There are more, but those are my current faves out there. And yes, I need to get out more, so I'm going to try doing that next week.

Tuesday, February 05, 2008

Super Tuesday

It's a little shocking to my ears, having spent my childhood in the bosom of the British NHS, to listen to how Americans are responding to Hilary Clinton's plan for universal health entitlements.

She's been roundly lambasted by the Republicans for her 'Hilaryaid' proposals, which sound nothing more than the mildest, weakest version of what most Western Europeans would consider a fundamental human right.

While Barack continues to witter pointlessly about bringing 'change', without ever specifying what change he's bringing (loose change, perhaps?), at least La Clinton has put an actual concrete proposal on the table for discussion.

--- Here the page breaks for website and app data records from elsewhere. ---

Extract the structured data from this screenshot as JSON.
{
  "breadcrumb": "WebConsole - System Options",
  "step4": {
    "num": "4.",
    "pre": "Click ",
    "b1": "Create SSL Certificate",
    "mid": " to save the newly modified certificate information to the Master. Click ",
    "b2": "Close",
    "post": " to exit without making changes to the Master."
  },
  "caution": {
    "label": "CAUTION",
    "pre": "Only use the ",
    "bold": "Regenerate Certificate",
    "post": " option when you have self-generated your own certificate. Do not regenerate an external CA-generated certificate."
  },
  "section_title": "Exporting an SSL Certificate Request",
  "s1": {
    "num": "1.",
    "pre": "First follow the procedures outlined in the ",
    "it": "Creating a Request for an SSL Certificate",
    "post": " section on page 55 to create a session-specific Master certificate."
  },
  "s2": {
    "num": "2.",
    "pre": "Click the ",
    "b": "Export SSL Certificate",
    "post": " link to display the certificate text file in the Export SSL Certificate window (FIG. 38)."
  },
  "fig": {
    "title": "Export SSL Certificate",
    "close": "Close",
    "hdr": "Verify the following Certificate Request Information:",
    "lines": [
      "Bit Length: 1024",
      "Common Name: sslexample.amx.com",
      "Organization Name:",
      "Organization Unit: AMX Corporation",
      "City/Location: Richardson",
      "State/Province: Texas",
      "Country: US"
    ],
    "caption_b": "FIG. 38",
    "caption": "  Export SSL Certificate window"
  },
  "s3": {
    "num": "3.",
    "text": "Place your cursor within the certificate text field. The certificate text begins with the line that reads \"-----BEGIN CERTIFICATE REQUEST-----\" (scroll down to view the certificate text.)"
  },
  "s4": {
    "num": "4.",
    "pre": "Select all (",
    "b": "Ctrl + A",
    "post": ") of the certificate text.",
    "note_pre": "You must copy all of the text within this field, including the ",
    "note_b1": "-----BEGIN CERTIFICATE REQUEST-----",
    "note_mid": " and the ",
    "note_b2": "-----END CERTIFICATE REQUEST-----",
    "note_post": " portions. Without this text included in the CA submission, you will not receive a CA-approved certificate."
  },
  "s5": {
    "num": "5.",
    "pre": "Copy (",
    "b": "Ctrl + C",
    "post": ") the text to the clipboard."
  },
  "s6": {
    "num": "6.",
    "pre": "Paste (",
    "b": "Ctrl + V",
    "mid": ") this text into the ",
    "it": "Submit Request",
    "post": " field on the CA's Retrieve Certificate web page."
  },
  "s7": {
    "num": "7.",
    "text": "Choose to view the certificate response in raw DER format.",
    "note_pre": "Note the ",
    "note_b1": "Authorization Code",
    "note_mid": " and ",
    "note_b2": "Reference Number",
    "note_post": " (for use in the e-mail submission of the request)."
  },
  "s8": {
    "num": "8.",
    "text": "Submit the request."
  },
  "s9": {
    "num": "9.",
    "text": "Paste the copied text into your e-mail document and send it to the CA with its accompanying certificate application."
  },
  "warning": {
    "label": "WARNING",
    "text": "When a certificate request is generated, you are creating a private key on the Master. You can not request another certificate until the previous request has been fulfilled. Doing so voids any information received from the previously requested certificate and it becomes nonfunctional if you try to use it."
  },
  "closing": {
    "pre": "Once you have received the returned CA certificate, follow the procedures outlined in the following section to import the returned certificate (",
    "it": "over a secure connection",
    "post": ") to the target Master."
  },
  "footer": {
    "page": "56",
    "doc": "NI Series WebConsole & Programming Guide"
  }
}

And to me, that discussion has been frightening.

If you were to listen to Mitt Romney or Huckabee, you'd think that she was proposing Communist totalitarianism. The idea of any form of universal state supported health care is anathema to these people. And their millions of supporters.

Those views, abhorrent as they are to most people on this side of the pond, are not unknown here, however. You could map our current Health Minister's agenda almost exactly over what Republicans believe is a functioning health system - ie a multi-tier affair based on ability to pay rather than need, bloated with inefficient beaurocracy and outrageously expensive due to rampant litigation against medics, the aforementioned paper-pushing and the need to generate profits for private entities.

There's something to think about, not only on Super Tuesday, but the next time you hear Harney trying to sell you some snake oil about 'co-location'.